### [What is needed]
The string "children" may appear on lines of the entries below; report how many such lines there are, and only that.

### [Exercise data]
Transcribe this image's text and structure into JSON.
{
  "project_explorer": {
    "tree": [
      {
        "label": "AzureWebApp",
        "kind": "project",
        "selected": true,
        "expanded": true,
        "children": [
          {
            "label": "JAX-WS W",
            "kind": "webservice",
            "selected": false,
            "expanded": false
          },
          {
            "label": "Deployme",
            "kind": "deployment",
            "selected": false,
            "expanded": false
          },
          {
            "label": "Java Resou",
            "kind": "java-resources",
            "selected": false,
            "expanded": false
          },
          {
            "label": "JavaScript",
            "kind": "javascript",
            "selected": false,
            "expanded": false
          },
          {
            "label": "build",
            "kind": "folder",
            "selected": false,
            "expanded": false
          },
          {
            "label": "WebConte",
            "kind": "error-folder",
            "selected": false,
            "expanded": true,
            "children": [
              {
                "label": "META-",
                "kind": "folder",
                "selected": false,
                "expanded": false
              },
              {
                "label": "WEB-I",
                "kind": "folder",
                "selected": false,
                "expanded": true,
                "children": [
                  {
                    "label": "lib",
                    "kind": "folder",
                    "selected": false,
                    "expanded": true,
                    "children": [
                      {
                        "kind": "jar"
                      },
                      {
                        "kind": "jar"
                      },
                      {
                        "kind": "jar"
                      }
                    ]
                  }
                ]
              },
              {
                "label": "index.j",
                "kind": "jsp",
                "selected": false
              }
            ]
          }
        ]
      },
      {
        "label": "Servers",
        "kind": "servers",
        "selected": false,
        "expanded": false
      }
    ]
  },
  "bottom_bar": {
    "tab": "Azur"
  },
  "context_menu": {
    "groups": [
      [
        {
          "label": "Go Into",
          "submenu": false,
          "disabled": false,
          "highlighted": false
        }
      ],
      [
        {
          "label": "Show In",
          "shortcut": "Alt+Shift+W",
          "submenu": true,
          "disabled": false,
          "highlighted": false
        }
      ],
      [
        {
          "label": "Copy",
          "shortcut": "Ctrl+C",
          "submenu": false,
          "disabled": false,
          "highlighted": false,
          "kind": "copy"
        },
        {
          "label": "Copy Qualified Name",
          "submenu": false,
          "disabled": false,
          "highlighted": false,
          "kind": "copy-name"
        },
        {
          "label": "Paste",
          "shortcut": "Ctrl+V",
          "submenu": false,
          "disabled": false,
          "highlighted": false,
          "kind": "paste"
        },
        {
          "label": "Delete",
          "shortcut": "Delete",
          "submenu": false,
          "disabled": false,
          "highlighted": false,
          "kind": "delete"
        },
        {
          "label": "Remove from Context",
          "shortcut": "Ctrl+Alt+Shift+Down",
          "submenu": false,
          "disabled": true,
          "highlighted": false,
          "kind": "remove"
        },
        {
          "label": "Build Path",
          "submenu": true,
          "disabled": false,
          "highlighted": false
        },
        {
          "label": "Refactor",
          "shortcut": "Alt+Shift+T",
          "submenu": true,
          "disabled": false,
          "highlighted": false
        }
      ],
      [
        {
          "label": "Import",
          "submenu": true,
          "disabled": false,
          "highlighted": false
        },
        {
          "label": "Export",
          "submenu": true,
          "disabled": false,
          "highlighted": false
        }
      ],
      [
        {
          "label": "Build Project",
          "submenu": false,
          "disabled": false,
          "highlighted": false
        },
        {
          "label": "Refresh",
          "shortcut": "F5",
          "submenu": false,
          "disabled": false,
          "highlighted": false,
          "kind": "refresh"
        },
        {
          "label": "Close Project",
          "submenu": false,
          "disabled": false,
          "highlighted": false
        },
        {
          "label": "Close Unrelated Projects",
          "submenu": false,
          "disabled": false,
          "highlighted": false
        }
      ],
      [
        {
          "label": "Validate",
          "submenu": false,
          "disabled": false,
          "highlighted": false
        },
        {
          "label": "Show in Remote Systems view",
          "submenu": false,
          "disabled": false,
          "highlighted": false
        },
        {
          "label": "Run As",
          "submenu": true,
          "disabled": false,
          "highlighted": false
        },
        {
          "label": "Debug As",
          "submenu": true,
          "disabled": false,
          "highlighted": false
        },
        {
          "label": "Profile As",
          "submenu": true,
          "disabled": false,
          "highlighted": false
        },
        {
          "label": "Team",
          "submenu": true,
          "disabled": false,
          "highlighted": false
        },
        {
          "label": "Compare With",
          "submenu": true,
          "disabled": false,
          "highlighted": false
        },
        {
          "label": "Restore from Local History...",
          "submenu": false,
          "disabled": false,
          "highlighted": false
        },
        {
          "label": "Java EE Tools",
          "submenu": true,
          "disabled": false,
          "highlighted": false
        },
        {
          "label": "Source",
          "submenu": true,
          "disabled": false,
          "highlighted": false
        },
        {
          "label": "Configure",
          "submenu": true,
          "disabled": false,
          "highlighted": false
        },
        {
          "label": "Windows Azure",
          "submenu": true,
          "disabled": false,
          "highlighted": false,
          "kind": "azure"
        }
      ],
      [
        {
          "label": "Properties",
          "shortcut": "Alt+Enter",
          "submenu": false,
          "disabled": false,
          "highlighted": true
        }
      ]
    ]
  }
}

### [Final answer]
4